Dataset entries
-- Opening Marker --

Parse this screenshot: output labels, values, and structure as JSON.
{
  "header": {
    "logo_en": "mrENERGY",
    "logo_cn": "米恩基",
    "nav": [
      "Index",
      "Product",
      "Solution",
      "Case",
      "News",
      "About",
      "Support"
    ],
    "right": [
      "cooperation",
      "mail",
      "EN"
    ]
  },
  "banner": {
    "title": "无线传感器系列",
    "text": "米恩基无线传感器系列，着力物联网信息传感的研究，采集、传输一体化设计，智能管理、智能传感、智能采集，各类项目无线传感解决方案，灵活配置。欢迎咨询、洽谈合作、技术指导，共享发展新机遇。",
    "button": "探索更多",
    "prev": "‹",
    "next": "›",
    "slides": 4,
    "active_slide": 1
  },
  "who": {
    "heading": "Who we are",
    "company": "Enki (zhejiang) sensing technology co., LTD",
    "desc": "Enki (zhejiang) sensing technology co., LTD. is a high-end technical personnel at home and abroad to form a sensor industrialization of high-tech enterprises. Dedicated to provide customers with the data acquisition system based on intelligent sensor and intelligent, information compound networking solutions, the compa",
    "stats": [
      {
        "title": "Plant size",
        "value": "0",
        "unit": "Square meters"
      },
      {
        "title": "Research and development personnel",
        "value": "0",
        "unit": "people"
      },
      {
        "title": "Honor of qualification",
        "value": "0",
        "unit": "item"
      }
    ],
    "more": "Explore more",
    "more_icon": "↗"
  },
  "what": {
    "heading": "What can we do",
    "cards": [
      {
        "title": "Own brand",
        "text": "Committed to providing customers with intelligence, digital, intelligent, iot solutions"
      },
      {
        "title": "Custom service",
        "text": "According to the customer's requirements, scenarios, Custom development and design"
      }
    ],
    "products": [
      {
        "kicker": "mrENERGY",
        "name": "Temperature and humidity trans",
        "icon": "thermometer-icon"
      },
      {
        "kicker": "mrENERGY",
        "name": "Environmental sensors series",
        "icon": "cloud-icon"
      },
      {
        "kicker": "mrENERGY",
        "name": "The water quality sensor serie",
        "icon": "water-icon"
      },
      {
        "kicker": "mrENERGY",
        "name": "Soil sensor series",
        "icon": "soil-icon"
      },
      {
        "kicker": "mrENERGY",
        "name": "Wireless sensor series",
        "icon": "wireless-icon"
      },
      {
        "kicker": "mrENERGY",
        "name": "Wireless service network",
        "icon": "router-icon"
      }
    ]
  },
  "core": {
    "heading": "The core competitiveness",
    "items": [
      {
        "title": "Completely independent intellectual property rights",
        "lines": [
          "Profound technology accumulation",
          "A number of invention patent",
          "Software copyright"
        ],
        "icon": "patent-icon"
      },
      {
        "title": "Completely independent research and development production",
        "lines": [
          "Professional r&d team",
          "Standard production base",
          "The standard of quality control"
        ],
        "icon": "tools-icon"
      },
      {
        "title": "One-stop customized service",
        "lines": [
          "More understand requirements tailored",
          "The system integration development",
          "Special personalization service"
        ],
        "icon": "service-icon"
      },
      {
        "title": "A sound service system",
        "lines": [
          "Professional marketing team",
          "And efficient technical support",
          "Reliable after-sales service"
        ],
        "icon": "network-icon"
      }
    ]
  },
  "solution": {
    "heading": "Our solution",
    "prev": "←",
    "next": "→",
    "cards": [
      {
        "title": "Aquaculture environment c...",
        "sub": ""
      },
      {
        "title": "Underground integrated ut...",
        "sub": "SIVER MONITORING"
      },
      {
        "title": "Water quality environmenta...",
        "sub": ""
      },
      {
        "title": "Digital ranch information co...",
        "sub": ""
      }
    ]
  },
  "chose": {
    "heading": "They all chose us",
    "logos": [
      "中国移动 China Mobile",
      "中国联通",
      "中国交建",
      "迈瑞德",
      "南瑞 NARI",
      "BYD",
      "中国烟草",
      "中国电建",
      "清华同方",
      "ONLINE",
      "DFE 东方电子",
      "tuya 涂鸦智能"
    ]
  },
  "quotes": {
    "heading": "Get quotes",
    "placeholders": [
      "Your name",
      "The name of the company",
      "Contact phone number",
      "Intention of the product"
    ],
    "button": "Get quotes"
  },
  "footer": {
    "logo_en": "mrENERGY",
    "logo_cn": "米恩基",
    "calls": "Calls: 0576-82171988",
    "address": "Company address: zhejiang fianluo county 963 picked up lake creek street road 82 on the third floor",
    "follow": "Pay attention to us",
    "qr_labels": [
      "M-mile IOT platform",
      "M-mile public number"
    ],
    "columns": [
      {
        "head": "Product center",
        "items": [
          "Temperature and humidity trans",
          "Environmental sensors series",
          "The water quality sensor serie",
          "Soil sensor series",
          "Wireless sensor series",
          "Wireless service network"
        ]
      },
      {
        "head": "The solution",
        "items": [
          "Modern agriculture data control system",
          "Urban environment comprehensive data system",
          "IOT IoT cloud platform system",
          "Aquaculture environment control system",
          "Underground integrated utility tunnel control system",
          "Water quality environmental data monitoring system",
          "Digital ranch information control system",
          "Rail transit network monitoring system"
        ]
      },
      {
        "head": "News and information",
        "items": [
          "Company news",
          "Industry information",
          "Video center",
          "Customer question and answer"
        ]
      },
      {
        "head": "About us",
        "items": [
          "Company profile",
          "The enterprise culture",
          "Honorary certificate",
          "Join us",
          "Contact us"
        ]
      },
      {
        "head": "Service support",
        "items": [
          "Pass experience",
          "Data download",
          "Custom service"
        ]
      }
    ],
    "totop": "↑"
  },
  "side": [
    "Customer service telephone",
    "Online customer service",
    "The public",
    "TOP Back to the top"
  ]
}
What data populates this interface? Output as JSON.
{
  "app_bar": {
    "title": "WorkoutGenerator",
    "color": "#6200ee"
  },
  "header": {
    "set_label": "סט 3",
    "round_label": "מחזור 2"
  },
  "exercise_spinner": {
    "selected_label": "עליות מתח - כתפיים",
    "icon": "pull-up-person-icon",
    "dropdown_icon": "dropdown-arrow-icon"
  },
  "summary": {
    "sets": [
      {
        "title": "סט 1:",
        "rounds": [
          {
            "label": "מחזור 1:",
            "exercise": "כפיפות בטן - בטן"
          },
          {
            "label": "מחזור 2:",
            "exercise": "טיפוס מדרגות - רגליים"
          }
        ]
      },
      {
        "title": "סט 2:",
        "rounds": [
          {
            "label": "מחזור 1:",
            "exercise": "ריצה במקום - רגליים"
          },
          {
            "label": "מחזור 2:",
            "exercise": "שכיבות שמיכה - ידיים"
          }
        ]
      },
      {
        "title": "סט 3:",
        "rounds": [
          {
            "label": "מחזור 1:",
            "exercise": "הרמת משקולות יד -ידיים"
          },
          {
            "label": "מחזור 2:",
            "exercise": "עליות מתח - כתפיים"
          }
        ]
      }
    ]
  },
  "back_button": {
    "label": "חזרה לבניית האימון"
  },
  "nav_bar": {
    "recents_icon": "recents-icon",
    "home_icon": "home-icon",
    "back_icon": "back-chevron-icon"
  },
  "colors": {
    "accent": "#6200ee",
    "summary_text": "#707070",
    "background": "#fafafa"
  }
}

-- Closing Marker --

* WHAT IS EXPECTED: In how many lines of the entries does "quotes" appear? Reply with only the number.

* RESPONSE FOR THIS EXERCISE: 3